Directions => Repeat the data exactly as it stands.

Material to process =>
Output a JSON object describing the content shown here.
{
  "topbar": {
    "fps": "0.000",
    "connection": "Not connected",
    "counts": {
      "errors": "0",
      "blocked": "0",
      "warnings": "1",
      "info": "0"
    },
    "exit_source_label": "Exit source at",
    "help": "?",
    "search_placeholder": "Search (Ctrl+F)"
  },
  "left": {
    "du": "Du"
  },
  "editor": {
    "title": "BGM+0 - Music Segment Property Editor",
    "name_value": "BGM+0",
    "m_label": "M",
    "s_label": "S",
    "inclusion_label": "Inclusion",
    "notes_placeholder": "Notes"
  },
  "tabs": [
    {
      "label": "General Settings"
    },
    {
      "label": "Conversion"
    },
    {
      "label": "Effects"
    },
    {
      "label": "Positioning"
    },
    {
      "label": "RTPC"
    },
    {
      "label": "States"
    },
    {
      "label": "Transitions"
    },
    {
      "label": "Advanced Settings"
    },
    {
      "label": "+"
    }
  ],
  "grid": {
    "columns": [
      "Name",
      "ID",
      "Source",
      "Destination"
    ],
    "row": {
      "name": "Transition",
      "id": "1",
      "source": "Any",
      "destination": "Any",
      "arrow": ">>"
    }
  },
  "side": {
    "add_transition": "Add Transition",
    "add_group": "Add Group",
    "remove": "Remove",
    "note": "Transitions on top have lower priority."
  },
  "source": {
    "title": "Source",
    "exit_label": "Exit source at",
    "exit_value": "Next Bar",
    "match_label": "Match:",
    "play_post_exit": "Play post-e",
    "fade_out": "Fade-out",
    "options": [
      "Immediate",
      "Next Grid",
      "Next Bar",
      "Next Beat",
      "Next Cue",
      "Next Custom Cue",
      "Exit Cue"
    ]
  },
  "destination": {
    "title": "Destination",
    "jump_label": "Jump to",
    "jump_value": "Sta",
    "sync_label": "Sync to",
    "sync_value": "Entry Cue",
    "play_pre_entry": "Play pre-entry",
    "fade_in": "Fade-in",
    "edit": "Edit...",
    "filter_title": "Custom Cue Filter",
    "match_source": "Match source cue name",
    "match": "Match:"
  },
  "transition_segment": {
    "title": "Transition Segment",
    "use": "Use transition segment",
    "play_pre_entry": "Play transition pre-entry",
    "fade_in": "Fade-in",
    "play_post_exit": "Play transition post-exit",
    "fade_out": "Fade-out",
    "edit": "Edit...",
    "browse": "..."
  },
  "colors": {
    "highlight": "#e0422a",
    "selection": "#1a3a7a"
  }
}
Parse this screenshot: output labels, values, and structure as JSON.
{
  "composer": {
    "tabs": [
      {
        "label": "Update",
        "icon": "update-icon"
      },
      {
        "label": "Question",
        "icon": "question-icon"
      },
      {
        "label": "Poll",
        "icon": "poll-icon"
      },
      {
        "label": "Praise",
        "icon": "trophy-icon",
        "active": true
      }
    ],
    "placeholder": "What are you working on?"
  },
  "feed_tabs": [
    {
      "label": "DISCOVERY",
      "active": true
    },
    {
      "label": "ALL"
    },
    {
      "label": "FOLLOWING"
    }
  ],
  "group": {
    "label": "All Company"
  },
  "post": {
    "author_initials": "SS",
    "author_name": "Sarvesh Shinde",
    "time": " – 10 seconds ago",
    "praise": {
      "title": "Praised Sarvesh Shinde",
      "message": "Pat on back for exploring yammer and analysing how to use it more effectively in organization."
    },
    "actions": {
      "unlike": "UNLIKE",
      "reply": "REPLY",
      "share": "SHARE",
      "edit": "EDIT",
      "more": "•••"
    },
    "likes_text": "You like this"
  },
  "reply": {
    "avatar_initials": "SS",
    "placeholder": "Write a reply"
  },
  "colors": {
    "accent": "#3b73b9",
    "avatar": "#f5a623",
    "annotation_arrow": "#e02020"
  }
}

Solution to the exercise =>
Output a JSON object describing the content shown here.
{
  "topbar": {
    "fps": "0.000",
    "connection": "Not connected",
    "counts": {
      "errors": "0",
      "blocked": "0",
      "warnings": "1",
      "info": "0"
    },
    "exit_source_label": "Exit source at",
    "help": "?",
    "search_placeholder": "Search (Ctrl+F)"
  },
  "left": {
    "du": "Du"
  },
  "editor": {
    "title": "BGM+0 - Music Segment Property Editor",
    "name_value": "BGM+0",
    "m_label": "M",
    "s_label": "S",
    "inclusion_label": "Inclusion",
    "notes_placeholder": "Notes"
  },
  "tabs": [
    {
      "label": "General Settings"
    },
    {
      "label": "Conversion"
    },
    {
      "label": "Effects"
    },
    {
      "label": "Positioning"
    },
    {
      "label": "RTPC"
    },
    {
      "label": "States"
    },
    {
      "label": "Transitions"
    },
    {
      "label": "Advanced Settings"
    },
    {
      "label": "+"
    }
  ],
  "grid": {
    "columns": [
      "Name",
      "ID",
      "Source",
      "Destination"
    ],
    "row": {
      "name": "Transition",
      "id": "1",
      "source": "Any",
      "destination": "Any",
      "arrow": ">>"
    }
  },
  "side": {
    "add_transition": "Add Transition",
    "add_group": "Add Group",
    "remove": "Remove",
    "note": "Transitions on top have lower priority."
  },
  "source": {
    "title": "Source",
    "exit_label": "Exit source at",
    "exit_value": "Next Bar",
    "match_label": "Match:",
    "play_post_exit": "Play post-e",
    "fade_out": "Fade-out",
    "options": [
      "Immediate",
      "Next Grid",
      "Next Bar",
      "Next Beat",
      "Next Cue",
      "Next Custom Cue",
      "Exit Cue"
    ]
  },
  "destination": {
    "title": "Destination",
    "jump_label": "Jump to",
    "jump_value": "Sta",
    "sync_label": "Sync to",
    "sync_value": "Entry Cue",
    "play_pre_entry": "Play pre-entry",
    "fade_in": "Fade-in",
    "edit": "Edit...",
    "filter_title": "Custom Cue Filter",
    "match_source": "Match source cue name",
    "match": "Match:"
  },
  "transition_segment": {
    "title": "Transition Segment",
    "use": "Use transition segment",
    "play_pre_entry": "Play transition pre-entry",
    "fade_in": "Fade-in",
    "play_post_exit": "Play transition post-exit",
    "fade_out": "Fade-out",
    "edit": "Edit...",
    "browse": "..."
  },
  "colors": {
    "highlight": "#e0422a",
    "selection": "#1a3a7a"
  }
}
Parse this screenshot: output labels, values, and structure as JSON.
{
  "composer": {
    "tabs": [
      {
        "label": "Update",
        "icon": "update-icon"
      },
      {
        "label": "Question",
        "icon": "question-icon"
      },
      {
        "label": "Poll",
        "icon": "poll-icon"
      },
      {
        "label": "Praise",
        "icon": "trophy-icon",
        "active": true
      }
    ],
    "placeholder": "What are you working on?"
  },
  "feed_tabs": [
    {
      "label": "DISCOVERY",
      "active": true
    },
    {
      "label": "ALL"
    },
    {
      "label": "FOLLOWING"
    }
  ],
  "group": {
    "label": "All Company"
  },
  "post": {
    "author_initials": "SS",
    "author_name": "Sarvesh Shinde",
    "time": " – 10 seconds ago",
    "praise": {
      "title": "Praised Sarvesh Shinde",
      "message": "Pat on back for exploring yammer and analysing how to use it more effectively in organization."
    },
    "actions": {
      "unlike": "UNLIKE",
      "reply": "REPLY",
      "share": "SHARE",
      "edit": "EDIT",
      "more": "•••"
    },
    "likes_text": "You like this"
  },
  "reply": {
    "avatar_initials": "SS",
    "placeholder": "Write a reply"
  },
  "colors": {
    "accent": "#3b73b9",
    "avatar": "#f5a623",
    "annotation_arrow": "#e02020"
  }
}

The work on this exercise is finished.